Efficient production of Rift Valley fever virus-like particles: The antiviral protein MxA can inhibit primary transcription of bunyaviruses.
Habjan M., Penski N., Wagner V., Spiegel M., Overby AK., Kochs G., Huiskonen JT., Weber F.
Rift Valley fever virus (RVFV) is a highly pathogenic member of the family Bunyaviridae that needs to be handled under biosafety level (BSL) 3 conditions. Here, we describe reverse genetics systems to measure RVFV polymerase activity in mammalian cells and to generate virus-like particles (VLPs). Recombinant polymerase (L) and nucleocapsid protein (N), expressed together with a minireplicon RNA, formed transcriptionally active nucleocapsids.
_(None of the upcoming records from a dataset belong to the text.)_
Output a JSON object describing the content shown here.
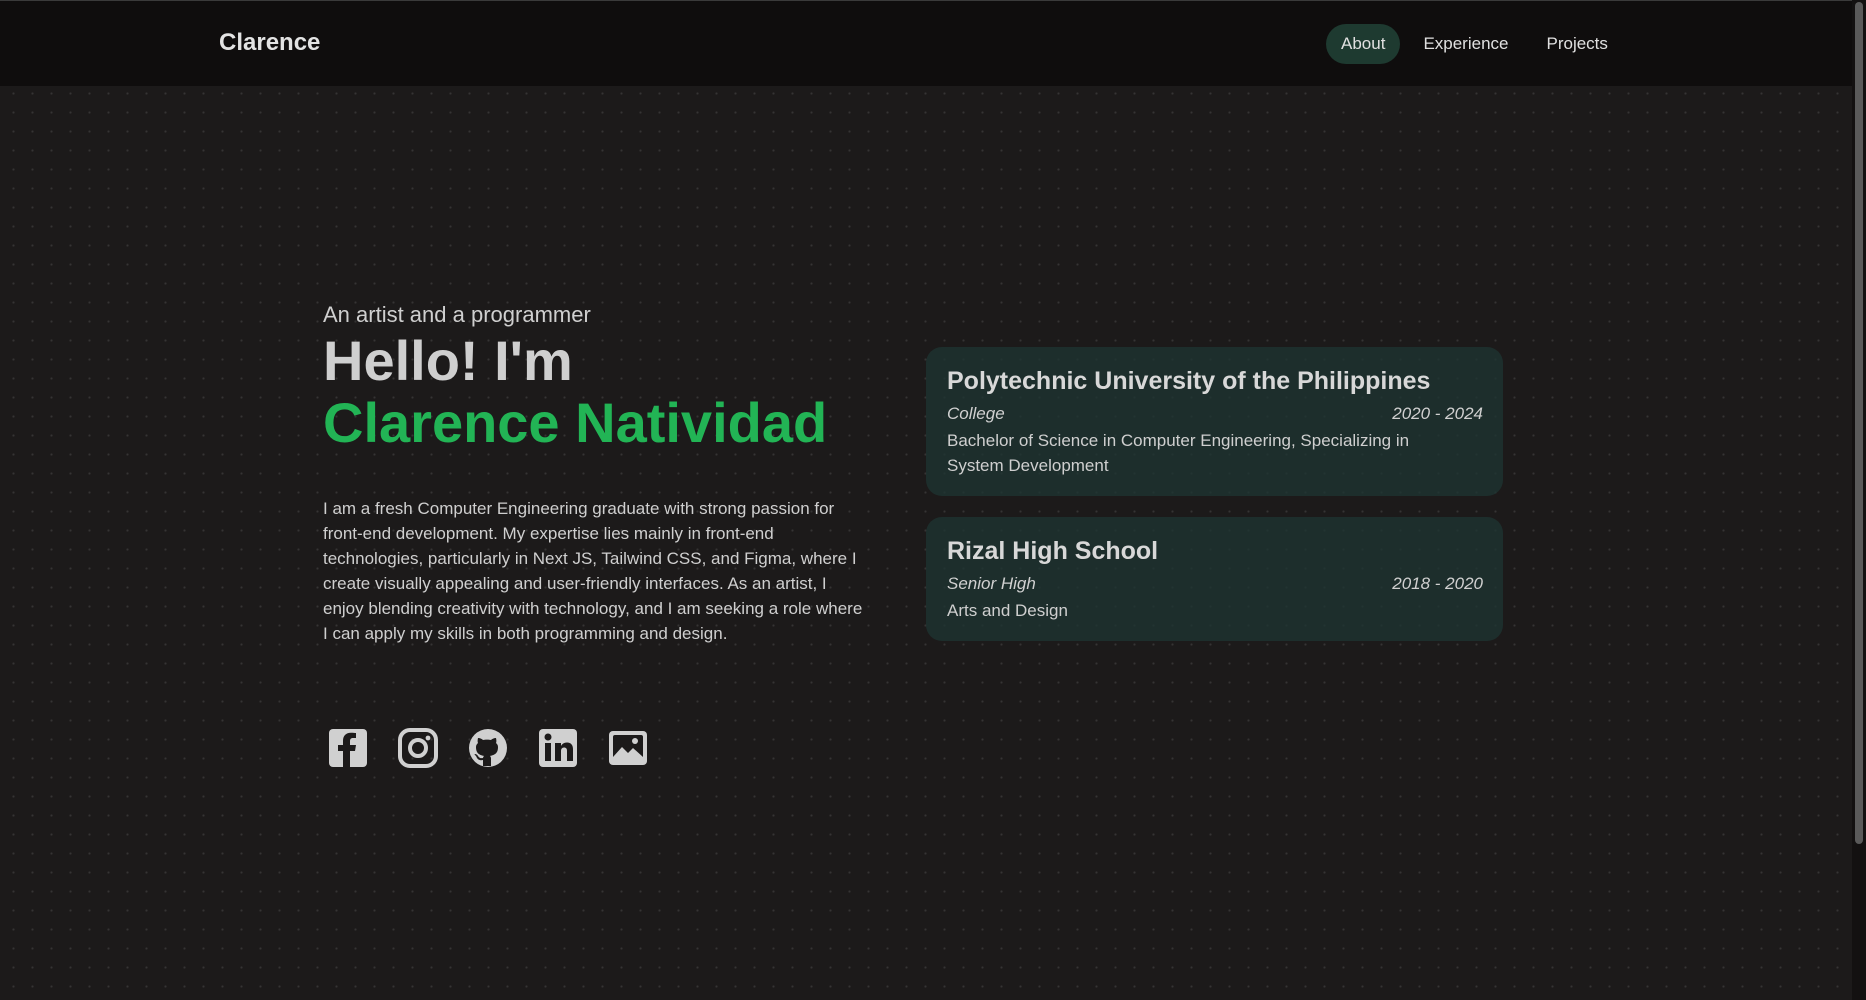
{
  "header": {
    "brand": "Clarence",
    "nav": [
      "About",
      "Experience",
      "Projects"
    ]
  },
  "hero": {
    "tagline": "An artist and a programmer",
    "greeting": "Hello! I'm",
    "name": "Clarence Natividad",
    "bio": "I am a fresh Computer Engineering graduate with strong passion for front-end development. My expertise lies mainly in front-end technologies, particularly in Next JS, Tailwind CSS, and Figma, where I create visually appealing and user-friendly interfaces. As an artist, I enjoy blending creativity with technology, and I am seeking a role where I can apply my skills in both programming and design."
  },
  "socials": [
    "facebook-icon",
    "instagram-icon",
    "github-icon",
    "linkedin-icon",
    "gallery-icon"
  ],
  "education": [
    {
      "school": "Polytechnic University of the Philippines",
      "level": "College",
      "years": "2020 - 2024",
      "description": "Bachelor of Science in Computer Engineering, Specializing in System Development"
    },
    {
      "school": "Rizal High School",
      "level": "Senior High",
      "years": "2018 - 2020",
      "description": "Arts and Design"
    }
  ],
  "colors": {
    "accent": "#22b455",
    "background": "#1c1a1a",
    "navbar": "#0f0d0d",
    "card": "#1e3432",
    "active_nav": "#1e3a30"
  }
}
These could be packaged into VLPs by additional expression of viral glycoproteins. The VLPs resembled authentic virus particles and were able to infect new cells. After infection, VLP-associated nucleocapsids autonomously performed primary transcription, and co-expression of L and N in VLP-infected cells allowed subsequent replication and secondary transcription. Bunyaviruses are potently inhibited by a human interferon-induced protein, MxA. However, the affected step in the infection cycle is not entirely characterized. Using the VLP system, we demonstrate that MxA inhibits both primary and secondary transcriptions of RVFV. A set of infection assays distinguishing between virus attachment, entry, and subsequent RNA synthesis confirmed that MxA is able to target immediate early RNA synthesis of incoming RVFV particles. Thus, our reverse genetics systems are useful for dissecting individual steps of RVFV infection under non-BSL3 conditions.